--- Available records Enclosed Below ---
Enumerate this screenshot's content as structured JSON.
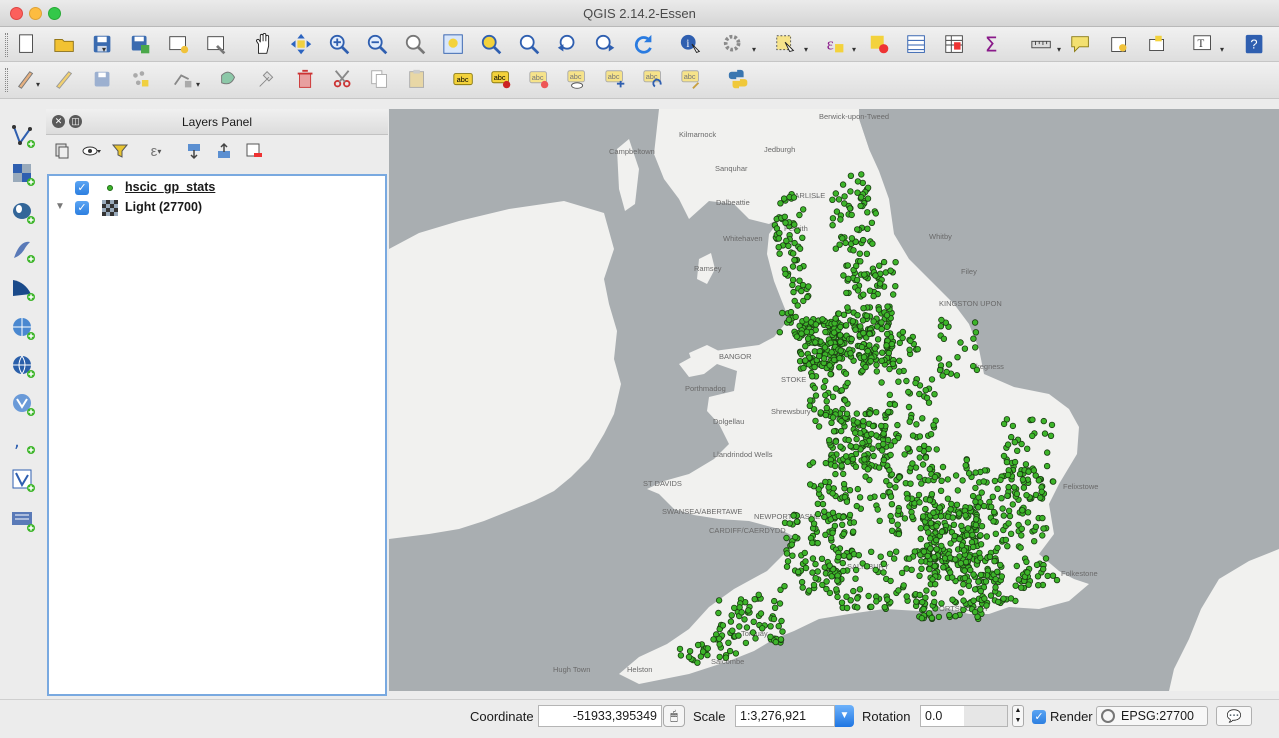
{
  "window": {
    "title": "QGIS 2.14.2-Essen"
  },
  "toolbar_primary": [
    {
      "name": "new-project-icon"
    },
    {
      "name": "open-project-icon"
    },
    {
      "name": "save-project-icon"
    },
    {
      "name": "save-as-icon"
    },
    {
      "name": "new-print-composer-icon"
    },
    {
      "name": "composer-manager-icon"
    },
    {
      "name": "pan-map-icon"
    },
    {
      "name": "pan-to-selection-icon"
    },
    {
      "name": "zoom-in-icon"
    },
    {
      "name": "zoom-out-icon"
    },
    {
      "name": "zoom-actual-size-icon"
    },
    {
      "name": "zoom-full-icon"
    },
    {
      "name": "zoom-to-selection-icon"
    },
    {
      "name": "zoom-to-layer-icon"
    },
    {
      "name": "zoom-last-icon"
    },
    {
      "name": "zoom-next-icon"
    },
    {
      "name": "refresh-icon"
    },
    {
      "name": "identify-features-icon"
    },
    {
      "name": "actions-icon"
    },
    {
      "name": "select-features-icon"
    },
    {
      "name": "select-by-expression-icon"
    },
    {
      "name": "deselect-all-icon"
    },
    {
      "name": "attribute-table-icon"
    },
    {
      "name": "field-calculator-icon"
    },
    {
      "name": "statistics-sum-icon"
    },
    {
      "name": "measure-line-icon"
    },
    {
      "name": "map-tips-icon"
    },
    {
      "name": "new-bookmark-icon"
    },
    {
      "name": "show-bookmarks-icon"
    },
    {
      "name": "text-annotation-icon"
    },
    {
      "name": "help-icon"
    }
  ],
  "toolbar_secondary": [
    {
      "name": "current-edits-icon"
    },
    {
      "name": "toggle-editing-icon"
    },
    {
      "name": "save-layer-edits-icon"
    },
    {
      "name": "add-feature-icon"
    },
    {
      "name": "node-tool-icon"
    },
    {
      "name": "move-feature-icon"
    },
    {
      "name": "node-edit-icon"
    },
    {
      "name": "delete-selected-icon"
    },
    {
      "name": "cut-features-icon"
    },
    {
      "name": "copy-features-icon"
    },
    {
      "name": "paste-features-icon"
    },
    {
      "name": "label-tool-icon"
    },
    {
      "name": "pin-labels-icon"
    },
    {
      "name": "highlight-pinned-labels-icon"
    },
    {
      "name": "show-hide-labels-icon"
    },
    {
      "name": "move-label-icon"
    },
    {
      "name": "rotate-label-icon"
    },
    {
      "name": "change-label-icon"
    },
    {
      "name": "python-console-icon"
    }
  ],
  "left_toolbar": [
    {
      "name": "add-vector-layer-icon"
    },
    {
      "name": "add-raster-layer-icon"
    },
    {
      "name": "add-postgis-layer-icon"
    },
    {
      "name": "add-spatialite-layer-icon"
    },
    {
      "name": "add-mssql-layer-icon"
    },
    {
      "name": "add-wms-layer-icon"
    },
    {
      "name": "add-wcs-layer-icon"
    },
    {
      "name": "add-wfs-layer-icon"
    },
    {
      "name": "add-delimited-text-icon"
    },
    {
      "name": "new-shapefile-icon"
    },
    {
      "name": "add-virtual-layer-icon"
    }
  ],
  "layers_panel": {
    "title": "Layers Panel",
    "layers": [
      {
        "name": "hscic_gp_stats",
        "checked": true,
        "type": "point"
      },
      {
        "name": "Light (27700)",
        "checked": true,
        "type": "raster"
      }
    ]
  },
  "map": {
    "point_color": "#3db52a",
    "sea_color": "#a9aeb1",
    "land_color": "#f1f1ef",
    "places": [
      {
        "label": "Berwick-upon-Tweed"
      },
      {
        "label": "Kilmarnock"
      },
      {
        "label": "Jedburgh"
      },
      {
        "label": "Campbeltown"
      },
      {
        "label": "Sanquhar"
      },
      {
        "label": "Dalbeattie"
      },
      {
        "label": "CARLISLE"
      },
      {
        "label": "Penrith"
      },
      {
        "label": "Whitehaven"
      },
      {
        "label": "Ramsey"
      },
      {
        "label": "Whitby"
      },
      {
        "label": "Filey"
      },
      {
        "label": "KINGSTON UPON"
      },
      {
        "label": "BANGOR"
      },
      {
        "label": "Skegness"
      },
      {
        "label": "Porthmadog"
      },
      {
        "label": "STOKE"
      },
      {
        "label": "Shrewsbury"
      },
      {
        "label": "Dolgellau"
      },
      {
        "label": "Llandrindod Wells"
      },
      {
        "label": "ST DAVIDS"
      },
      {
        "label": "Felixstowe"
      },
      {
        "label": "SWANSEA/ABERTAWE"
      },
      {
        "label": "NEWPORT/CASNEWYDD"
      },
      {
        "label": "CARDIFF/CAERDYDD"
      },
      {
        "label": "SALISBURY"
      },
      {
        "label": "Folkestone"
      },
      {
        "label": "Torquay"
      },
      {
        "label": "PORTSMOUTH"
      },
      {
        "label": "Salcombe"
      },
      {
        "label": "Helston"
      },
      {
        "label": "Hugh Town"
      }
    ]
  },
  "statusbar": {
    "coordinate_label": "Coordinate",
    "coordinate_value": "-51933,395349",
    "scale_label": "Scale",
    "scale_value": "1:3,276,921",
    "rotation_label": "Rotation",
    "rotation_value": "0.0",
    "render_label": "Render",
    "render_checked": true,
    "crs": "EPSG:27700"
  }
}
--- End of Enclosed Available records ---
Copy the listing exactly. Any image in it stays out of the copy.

Enumerate this screenshot's content as structured JSON.
{
  "window": {
    "title": "QGIS 2.14.2-Essen"
  },
  "toolbar_primary": [
    {
      "name": "new-project-icon"
    },
    {
      "name": "open-project-icon"
    },
    {
      "name": "save-project-icon"
    },
    {
      "name": "save-as-icon"
    },
    {
      "name": "new-print-composer-icon"
    },
    {
      "name": "composer-manager-icon"
    },
    {
      "name": "pan-map-icon"
    },
    {
      "name": "pan-to-selection-icon"
    },
    {
      "name": "zoom-in-icon"
    },
    {
      "name": "zoom-out-icon"
    },
    {
      "name": "zoom-actual-size-icon"
    },
    {
      "name": "zoom-full-icon"
    },
    {
      "name": "zoom-to-selection-icon"
    },
    {
      "name": "zoom-to-layer-icon"
    },
    {
      "name": "zoom-last-icon"
    },
    {
      "name": "zoom-next-icon"
    },
    {
      "name": "refresh-icon"
    },
    {
      "name": "identify-features-icon"
    },
    {
      "name": "actions-icon"
    },
    {
      "name": "select-features-icon"
    },
    {
      "name": "select-by-expression-icon"
    },
    {
      "name": "deselect-all-icon"
    },
    {
      "name": "attribute-table-icon"
    },
    {
      "name": "field-calculator-icon"
    },
    {
      "name": "statistics-sum-icon"
    },
    {
      "name": "measure-line-icon"
    },
    {
      "name": "map-tips-icon"
    },
    {
      "name": "new-bookmark-icon"
    },
    {
      "name": "show-bookmarks-icon"
    },
    {
      "name": "text-annotation-icon"
    },
    {
      "name": "help-icon"
    }
  ],
  "toolbar_secondary": [
    {
      "name": "current-edits-icon"
    },
    {
      "name": "toggle-editing-icon"
    },
    {
      "name": "save-layer-edits-icon"
    },
    {
      "name": "add-feature-icon"
    },
    {
      "name": "node-tool-icon"
    },
    {
      "name": "move-feature-icon"
    },
    {
      "name": "node-edit-icon"
    },
    {
      "name": "delete-selected-icon"
    },
    {
      "name": "cut-features-icon"
    },
    {
      "name": "copy-features-icon"
    },
    {
      "name": "paste-features-icon"
    },
    {
      "name": "label-tool-icon"
    },
    {
      "name": "pin-labels-icon"
    },
    {
      "name": "highlight-pinned-labels-icon"
    },
    {
      "name": "show-hide-labels-icon"
    },
    {
      "name": "move-label-icon"
    },
    {
      "name": "rotate-label-icon"
    },
    {
      "name": "change-label-icon"
    },
    {
      "name": "python-console-icon"
    }
  ],
  "left_toolbar": [
    {
      "name": "add-vector-layer-icon"
    },
    {
      "name": "add-raster-layer-icon"
    },
    {
      "name": "add-postgis-layer-icon"
    },
    {
      "name": "add-spatialite-layer-icon"
    },
    {
      "name": "add-mssql-layer-icon"
    },
    {
      "name": "add-wms-layer-icon"
    },
    {
      "name": "add-wcs-layer-icon"
    },
    {
      "name": "add-wfs-layer-icon"
    },
    {
      "name": "add-delimited-text-icon"
    },
    {
      "name": "new-shapefile-icon"
    },
    {
      "name": "add-virtual-layer-icon"
    }
  ],
  "layers_panel": {
    "title": "Layers Panel",
    "layers": [
      {
        "name": "hscic_gp_stats",
        "checked": true,
        "type": "point"
      },
      {
        "name": "Light (27700)",
        "checked": true,
        "type": "raster"
      }
    ]
  },
  "map": {
    "point_color": "#3db52a",
    "sea_color": "#a9aeb1",
    "land_color": "#f1f1ef",
    "places": [
      {
        "label": "Berwick-upon-Tweed"
      },
      {
        "label": "Kilmarnock"
      },
      {
        "label": "Jedburgh"
      },
      {
        "label": "Campbeltown"
      },
      {
        "label": "Sanquhar"
      },
      {
        "label": "Dalbeattie"
      },
      {
        "label": "CARLISLE"
      },
      {
        "label": "Penrith"
      },
      {
        "label": "Whitehaven"
      },
      {
        "label": "Ramsey"
      },
      {
        "label": "Whitby"
      },
      {
        "label": "Filey"
      },
      {
        "label": "KINGSTON UPON"
      },
      {
        "label": "BANGOR"
      },
      {
        "label": "Skegness"
      },
      {
        "label": "Porthmadog"
      },
      {
        "label": "STOKE"
      },
      {
        "label": "Shrewsbury"
      },
      {
        "label": "Dolgellau"
      },
      {
        "label": "Llandrindod Wells"
      },
      {
        "label": "ST DAVIDS"
      },
      {
        "label": "Felixstowe"
      },
      {
        "label": "SWANSEA/ABERTAWE"
      },
      {
        "label": "NEWPORT/CASNEWYDD"
      },
      {
        "label": "CARDIFF/CAERDYDD"
      },
      {
        "label": "SALISBURY"
      },
      {
        "label": "Folkestone"
      },
      {
        "label": "Torquay"
      },
      {
        "label": "PORTSMOUTH"
      },
      {
        "label": "Salcombe"
      },
      {
        "label": "Helston"
      },
      {
        "label": "Hugh Town"
      }
    ]
  },
  "statusbar": {
    "coordinate_label": "Coordinate",
    "coordinate_value": "-51933,395349",
    "scale_label": "Scale",
    "scale_value": "1:3,276,921",
    "rotation_label": "Rotation",
    "rotation_value": "0.0",
    "render_label": "Render",
    "render_checked": true,
    "crs": "EPSG:27700"
  }
}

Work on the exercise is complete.